That particular spectacle was amusing, and occasionally entertaining, but it was essentially depressing for at least two reasons.
On Twitter, he reveals himself to be intelligent and amusing.
And let me again describe why I find the whole fake controversy so amusing.
The extent to which our companions for the night found this as amusing as we did tended, I suppose, to vary.
There was an amusing moment when she came face to face with a portrait of her husband, William, and his brother, Harry.
They should be taught to look at the amusing side of things.
He could do that when the whole thing had become an amusing memory.
I recall an amusing anecdote which Mr. Gouverneur told me upon his return from this visit to Richmond.
How amusing are men's dreams—those of humility as well as those of ambition!
Of Hogg himself he said much that was amusing and instructive: one anecdote will not soon be forgotten.
c.1600, "cheating;" present participle adjective from amuse (v.). Sense of "interesting" is from 1712; that of "pleasantly entertaining, tickling to the fancy" is from 1826. Noted late 1920s as a vogue word. Amusive has been tried in all senses since 18c. and might be useful, but it never caught on. Related: Amusingly.

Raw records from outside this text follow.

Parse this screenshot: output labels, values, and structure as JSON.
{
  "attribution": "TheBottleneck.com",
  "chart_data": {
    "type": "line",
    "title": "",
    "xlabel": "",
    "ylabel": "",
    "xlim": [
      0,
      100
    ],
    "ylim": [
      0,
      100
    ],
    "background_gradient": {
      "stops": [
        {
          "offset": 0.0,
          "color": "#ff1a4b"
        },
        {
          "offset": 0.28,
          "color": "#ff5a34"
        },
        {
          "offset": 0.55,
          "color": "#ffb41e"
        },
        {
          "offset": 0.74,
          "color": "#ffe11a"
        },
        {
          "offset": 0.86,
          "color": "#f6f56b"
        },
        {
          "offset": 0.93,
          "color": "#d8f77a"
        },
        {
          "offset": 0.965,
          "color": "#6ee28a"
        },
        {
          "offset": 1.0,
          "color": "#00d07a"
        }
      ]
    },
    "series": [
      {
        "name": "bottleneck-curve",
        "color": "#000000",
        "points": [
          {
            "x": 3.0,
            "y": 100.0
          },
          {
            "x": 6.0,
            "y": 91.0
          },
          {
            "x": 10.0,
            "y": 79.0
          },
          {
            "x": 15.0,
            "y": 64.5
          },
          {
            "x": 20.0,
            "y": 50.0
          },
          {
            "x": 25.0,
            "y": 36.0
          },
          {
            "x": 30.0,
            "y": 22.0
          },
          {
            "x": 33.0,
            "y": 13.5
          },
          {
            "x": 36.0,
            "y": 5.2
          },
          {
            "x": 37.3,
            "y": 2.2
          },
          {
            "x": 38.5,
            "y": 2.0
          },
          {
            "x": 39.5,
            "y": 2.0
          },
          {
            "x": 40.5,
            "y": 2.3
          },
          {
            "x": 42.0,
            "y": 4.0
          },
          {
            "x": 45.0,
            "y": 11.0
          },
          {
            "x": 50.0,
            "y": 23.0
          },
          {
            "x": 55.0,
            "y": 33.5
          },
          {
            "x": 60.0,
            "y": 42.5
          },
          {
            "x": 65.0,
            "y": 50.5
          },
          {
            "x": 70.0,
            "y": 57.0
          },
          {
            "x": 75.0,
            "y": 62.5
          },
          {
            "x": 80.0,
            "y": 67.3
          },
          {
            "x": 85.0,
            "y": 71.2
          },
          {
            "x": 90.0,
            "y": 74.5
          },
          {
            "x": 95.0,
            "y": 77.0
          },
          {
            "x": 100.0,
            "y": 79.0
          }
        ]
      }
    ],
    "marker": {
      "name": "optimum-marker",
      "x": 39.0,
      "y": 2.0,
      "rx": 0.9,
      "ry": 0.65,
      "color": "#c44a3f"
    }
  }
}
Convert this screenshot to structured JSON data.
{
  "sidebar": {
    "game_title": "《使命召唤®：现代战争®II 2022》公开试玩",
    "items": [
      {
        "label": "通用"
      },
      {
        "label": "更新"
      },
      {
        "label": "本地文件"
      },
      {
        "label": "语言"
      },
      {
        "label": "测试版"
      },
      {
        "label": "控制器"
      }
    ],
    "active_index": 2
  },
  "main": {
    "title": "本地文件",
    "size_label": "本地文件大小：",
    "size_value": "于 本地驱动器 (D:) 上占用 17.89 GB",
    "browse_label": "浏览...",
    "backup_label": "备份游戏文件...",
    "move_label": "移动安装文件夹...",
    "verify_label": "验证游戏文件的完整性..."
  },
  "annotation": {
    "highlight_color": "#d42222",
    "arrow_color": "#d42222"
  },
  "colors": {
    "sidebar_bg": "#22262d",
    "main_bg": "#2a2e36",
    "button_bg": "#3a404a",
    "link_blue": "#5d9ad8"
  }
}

late 15c., "to divert the attention, beguile, delude," from Middle French amuser "divert, cause to muse," from a "at, to" (but here probably a causal prefix) + muser "ponder, stare fixedly" (see muse (v.)). Sense of "divert from serious business, tickle the fancy of" is recorded from 1630s, but through 18c. the primary meaning was "deceive, cheat" by first occupying the attention. Bemuse retains more of the original meaning. Related: Amused; amusing.